Destination Marketing

Tel: 01732 446232

Mobile: 07832 879032 or 07841 823589 

Email: enquiries@honeypotmarketing.co.uk


Riverside House, River Lawn Road

Tonbridge, Kent TN9 1EP


Go to Honeypot home page

© 2016 Honeypot Destination Marketing

Follow Honeypot on Twitter Connect with Honeypot on Linked In

'The Buzz' - The Honeypot Blog

Welcome to our blog


News, views and tips from the world of destination marketing.


Please look back regularly to read about what's been 'buzzing' in tourism.


Debi & Juliet

By Honeypot Marketing, Jun 24 2014 09:03AM

Part 2 of our guide to setting up and running a successful accommodation business.

6. Make sure you have great photos of your accommodation, inside and out. Photos are the way to really sell what you have to offer so you should make sure that they are as good as you can get them – and be sure that they are of the right digital quality when they are re-produced. Your web designer and printer should be able to advise you. The pictures your guests will most want to see are photos of the bedrooms followed by photos of the outside of the property and surroundings. Use them on your website, leaflets, business cards, social media and anywhere else you can think of!

7. Get yourself a website. There are lots of templates on the internet where you can do it yourself, and many companies out there who will provide reasonably priced websites for you, so look around and get some quotes. It doesn’t need to be ‘state of the art’ but it does need to display details of your accommodation business and make it look appealing. It should also show clearly how visitors can contact you and include lots of photos.
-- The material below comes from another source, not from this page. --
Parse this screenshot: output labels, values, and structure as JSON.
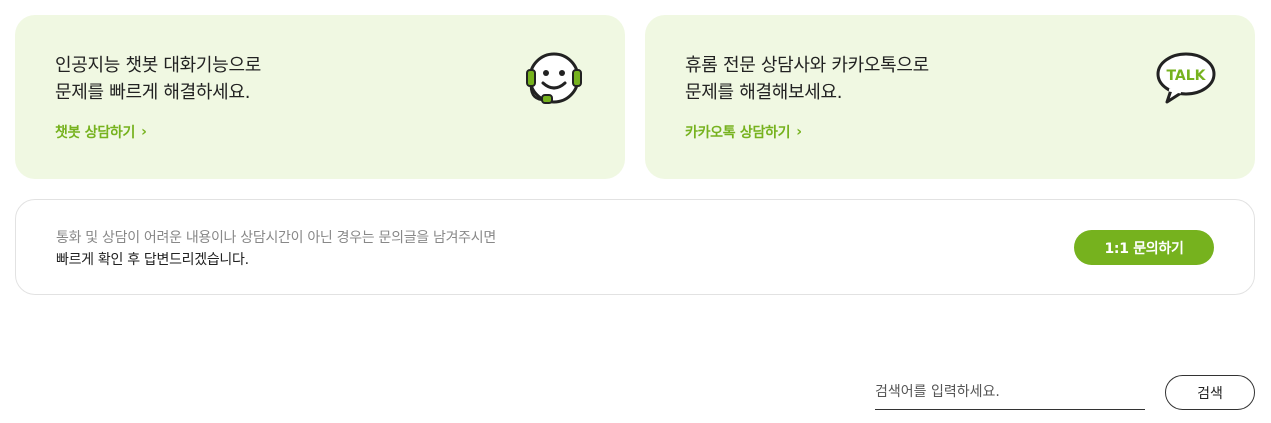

8. Marketing is a necessary evil. Accept that you will need to do some marketing, otherwise how will potential visitors know about you? Put leaflets or cards in local pubs and restaurants, tell local Parish Council offices, tourist information services and trade associations such as the Chamber of Commerce, and be sure to advertise on local and regional destination websites.

9. Check out the competition. Talk to your local competitors – what are they doing that works, what can you do better or differently? They may also be able to refer business to you if they are full!

10. Seek out local accolades. For instance, a Breakfast Award if you’re using good quality local produce, or a Walkers or Cyclists Welcome award if your business is close to good walking routes and cycling paths. Many pet lovers are looking for pet friendly accommodation, so consider this idea if it’s something that might work for you. These can be the difference between a visitor deciding to book with you or to take their business elsewhere!

Oh yes, and just one more really important thing! It’s a great idea to have a comment book for guests to write lovely things in about their stay, but it is a legal requirement for accommodation providers to have a book or registration document where you collect your visitors’ name, address, onward destination, car registration and (for overseas visitors) their passport number. This is an absolute must!

This is not an exhaustive list, but it should give you some ideas of what to consider in setting up an accommodation business.

If you would be interested in finding out more, we’d be happy to share some of our experience in setting up and marketing accommodation businesses – just email us. Or you might be interested in attending a workshop to hear more about setting up an accommodation business. Please email us and we will be happy to let you know when and where the next workshop will be.

Honeypot Bee-180pix